What you need to do.
Your answer should consist of the lines below that hold the word "name".

The data.

________________________________________

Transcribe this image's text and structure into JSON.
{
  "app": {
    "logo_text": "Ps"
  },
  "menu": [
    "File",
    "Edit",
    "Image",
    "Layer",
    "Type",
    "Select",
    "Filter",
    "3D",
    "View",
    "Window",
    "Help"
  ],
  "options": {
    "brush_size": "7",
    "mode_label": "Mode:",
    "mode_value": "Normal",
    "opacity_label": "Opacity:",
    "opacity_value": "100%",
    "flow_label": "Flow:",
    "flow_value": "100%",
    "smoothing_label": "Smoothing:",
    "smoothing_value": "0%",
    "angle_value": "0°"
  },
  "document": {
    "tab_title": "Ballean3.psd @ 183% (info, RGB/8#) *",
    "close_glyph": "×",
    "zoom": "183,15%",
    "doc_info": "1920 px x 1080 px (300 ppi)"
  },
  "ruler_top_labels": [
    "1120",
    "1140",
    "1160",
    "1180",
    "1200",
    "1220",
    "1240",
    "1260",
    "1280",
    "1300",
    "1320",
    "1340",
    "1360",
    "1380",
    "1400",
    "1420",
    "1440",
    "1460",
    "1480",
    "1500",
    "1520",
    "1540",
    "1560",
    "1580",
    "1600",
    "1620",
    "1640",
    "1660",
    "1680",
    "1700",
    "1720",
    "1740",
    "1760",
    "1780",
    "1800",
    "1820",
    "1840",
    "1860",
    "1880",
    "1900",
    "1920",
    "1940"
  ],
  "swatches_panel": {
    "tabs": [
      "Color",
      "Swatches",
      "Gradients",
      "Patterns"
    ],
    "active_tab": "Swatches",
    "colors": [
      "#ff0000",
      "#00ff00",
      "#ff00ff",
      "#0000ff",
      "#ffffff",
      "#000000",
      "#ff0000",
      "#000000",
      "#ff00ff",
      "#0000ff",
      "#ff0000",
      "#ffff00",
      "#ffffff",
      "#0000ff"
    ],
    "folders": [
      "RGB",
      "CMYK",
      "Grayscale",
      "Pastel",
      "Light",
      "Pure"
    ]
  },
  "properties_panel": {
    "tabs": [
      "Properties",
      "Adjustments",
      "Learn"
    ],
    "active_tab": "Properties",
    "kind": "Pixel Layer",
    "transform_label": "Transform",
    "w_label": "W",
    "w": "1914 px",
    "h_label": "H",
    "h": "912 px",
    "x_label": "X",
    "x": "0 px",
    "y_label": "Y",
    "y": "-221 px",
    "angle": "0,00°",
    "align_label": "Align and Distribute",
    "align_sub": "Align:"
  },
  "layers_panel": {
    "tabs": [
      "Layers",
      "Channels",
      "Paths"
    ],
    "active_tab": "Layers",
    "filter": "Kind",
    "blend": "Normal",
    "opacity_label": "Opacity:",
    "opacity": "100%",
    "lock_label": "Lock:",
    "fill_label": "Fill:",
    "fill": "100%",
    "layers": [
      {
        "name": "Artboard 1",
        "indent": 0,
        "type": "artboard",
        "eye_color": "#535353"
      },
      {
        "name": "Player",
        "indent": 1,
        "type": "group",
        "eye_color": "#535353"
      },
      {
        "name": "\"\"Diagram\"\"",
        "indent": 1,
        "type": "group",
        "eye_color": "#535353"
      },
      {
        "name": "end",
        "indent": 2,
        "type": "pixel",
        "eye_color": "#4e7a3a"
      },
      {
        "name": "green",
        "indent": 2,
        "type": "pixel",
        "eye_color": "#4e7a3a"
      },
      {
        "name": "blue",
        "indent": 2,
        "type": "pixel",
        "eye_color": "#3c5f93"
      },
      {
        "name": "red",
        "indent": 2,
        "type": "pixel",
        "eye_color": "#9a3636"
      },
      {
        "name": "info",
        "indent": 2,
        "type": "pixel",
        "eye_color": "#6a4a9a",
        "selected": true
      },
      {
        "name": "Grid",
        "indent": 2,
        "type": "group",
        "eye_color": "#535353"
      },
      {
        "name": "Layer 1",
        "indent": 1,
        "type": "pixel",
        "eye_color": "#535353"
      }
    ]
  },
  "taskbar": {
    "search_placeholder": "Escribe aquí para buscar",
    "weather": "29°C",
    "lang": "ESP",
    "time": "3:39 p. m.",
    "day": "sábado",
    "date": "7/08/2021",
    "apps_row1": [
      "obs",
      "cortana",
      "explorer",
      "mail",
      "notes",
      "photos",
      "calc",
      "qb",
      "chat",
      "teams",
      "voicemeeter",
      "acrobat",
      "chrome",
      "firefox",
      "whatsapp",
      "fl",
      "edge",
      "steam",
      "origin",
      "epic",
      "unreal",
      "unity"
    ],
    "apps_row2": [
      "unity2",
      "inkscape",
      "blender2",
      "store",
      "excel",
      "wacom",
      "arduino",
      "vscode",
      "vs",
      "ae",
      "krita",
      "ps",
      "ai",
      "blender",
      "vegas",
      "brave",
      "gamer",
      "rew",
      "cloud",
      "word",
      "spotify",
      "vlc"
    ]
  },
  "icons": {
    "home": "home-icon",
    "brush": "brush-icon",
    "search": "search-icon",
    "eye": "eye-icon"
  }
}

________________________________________

Result of this task.
        "name": "Artboard 1",
        "name": "Player",
        "name": "\"\"Diagram\"\"",
        "name": "end",
        "name": "green",
        "name": "blue",
        "name": "red",
        "name": "info",
        "name": "Grid",
        "name": "Layer 1",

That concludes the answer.